YOUR ASSIGNMENT >> From the listing below, copy each line that holds "title".

[Start of section]

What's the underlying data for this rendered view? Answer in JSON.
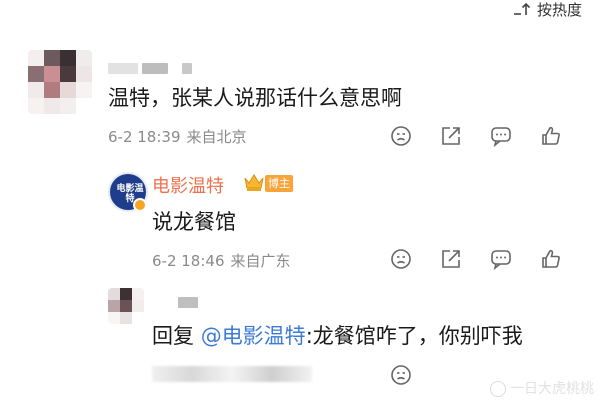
{
  "sort": {
    "label": "按热度",
    "icon": "sort-icon"
  },
  "comments": [
    {
      "username_visible": false,
      "text": "温特，张某人说那话什么意思啊",
      "date_time": "6-2 18:39",
      "location": "来自北京"
    }
  ],
  "reply": {
    "username": "电影温特",
    "badge": "博主",
    "avatar_text": "电影温特",
    "text": "说龙餐馆",
    "date_time": "6-2 18:46",
    "location": "来自广东"
  },
  "nested_reply": {
    "prefix": "回复 ",
    "mention": "@电影温特",
    "text": ":龙餐馆咋了，你别吓我"
  },
  "watermark": "一日大虎桃桃",
  "colors": {
    "name_orange": "#eb7350",
    "mention_blue": "#3c7bd6",
    "badge_orange": "#f7a43a",
    "meta_gray": "#8a8a8a"
  }
}
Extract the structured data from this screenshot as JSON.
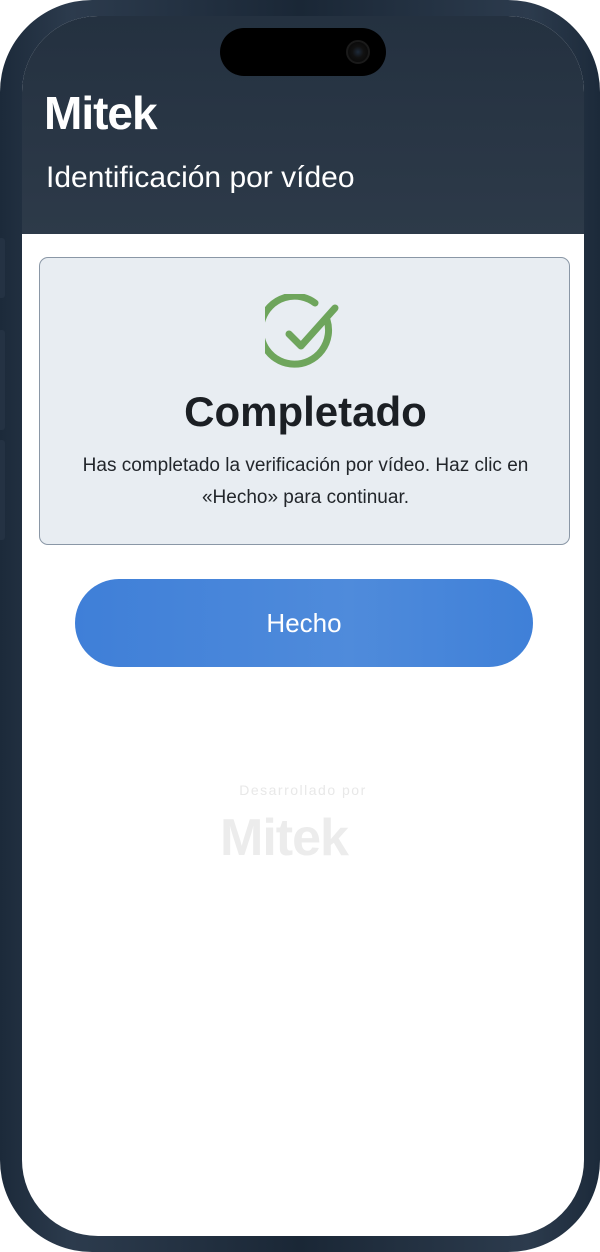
{
  "header": {
    "brand": "Mitek",
    "title": "Identificación por vídeo"
  },
  "status": {
    "icon": "check-circle-icon",
    "title": "Completado",
    "message": "Has completado la verificación por vídeo. Haz clic en «Hecho» para continuar."
  },
  "actions": {
    "done_label": "Hecho"
  },
  "footer": {
    "powered_by": "Desarrollado por",
    "brand": "Mitek"
  },
  "colors": {
    "header_bg": "#283544",
    "accent_blue": "#4a86da",
    "success_green": "#6ea55c",
    "card_bg": "#e8edf2"
  }
}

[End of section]

WRITTEN ANSWER >>
    "title": "Identificación por vídeo"
    "title": "Completado",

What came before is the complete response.